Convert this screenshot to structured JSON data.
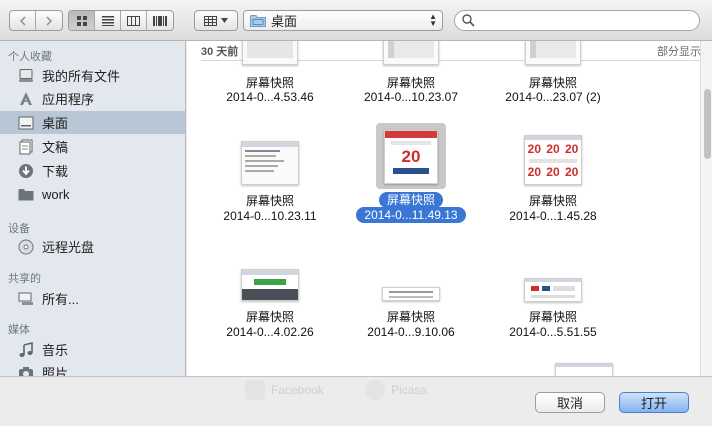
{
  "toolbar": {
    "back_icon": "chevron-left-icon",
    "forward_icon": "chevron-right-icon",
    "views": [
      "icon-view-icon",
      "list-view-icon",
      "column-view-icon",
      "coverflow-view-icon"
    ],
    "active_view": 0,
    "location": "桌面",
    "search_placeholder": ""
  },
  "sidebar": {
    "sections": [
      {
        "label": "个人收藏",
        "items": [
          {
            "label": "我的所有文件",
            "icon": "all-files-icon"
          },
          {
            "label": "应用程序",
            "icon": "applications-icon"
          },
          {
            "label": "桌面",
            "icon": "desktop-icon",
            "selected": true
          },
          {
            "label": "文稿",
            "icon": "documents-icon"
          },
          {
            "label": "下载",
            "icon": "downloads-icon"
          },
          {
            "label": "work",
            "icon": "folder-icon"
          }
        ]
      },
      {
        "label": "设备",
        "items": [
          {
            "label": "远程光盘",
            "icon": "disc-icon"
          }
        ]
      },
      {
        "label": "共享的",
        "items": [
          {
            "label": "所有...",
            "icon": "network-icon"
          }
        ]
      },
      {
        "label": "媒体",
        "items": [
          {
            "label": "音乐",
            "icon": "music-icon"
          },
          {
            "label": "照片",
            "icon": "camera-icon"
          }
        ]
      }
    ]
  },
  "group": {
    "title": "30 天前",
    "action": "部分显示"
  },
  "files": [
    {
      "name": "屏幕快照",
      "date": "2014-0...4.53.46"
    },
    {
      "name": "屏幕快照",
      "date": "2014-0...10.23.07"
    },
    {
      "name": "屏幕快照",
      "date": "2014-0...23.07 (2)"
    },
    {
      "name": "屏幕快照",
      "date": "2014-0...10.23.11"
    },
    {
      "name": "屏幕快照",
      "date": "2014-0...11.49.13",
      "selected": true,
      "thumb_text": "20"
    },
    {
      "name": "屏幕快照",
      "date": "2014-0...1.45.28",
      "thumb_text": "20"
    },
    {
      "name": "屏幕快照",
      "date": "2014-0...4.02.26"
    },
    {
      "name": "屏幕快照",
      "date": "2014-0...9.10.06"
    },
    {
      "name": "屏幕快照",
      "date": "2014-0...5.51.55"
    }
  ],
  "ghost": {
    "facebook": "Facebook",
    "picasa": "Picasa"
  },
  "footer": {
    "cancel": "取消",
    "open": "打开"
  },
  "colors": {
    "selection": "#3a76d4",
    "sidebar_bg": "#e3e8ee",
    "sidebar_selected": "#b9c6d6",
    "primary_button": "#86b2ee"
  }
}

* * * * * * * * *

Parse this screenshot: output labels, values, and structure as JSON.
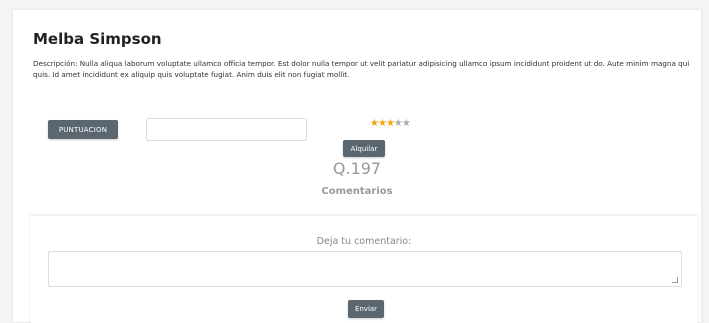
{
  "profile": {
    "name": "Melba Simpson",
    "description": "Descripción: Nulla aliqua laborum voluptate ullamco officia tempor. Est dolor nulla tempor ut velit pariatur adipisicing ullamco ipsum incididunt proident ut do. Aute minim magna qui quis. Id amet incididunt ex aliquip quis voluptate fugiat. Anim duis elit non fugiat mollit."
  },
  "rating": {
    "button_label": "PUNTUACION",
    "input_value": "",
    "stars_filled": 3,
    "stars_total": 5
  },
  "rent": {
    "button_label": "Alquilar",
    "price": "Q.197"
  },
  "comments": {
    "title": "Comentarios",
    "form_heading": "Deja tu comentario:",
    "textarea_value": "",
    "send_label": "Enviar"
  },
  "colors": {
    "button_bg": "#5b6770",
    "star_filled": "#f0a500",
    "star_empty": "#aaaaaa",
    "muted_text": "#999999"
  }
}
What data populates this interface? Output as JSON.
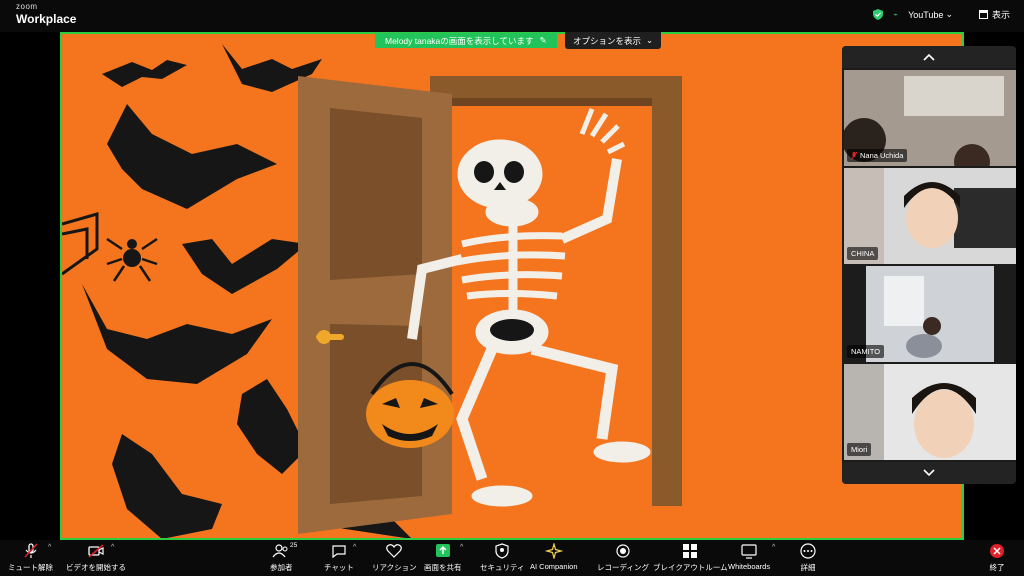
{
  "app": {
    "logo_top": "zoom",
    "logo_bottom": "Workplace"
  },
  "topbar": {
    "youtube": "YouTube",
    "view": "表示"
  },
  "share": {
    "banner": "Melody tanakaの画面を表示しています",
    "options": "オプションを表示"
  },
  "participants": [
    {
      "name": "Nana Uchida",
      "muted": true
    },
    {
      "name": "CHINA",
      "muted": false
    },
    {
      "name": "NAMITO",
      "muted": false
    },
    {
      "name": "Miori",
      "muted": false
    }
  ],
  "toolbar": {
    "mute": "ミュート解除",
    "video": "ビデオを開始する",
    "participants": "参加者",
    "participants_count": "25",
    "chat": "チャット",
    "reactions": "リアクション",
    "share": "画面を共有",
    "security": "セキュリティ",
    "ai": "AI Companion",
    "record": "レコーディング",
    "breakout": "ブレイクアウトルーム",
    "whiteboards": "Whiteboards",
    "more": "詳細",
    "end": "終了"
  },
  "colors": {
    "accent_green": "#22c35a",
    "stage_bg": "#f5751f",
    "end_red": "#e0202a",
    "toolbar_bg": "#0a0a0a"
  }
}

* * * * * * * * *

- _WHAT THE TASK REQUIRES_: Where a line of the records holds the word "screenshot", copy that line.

- _PROBLEM SOLUTION_:
Convert this screenshot to structured JSON data.
Parse this screenshot: output labels, values, and structure as JSON.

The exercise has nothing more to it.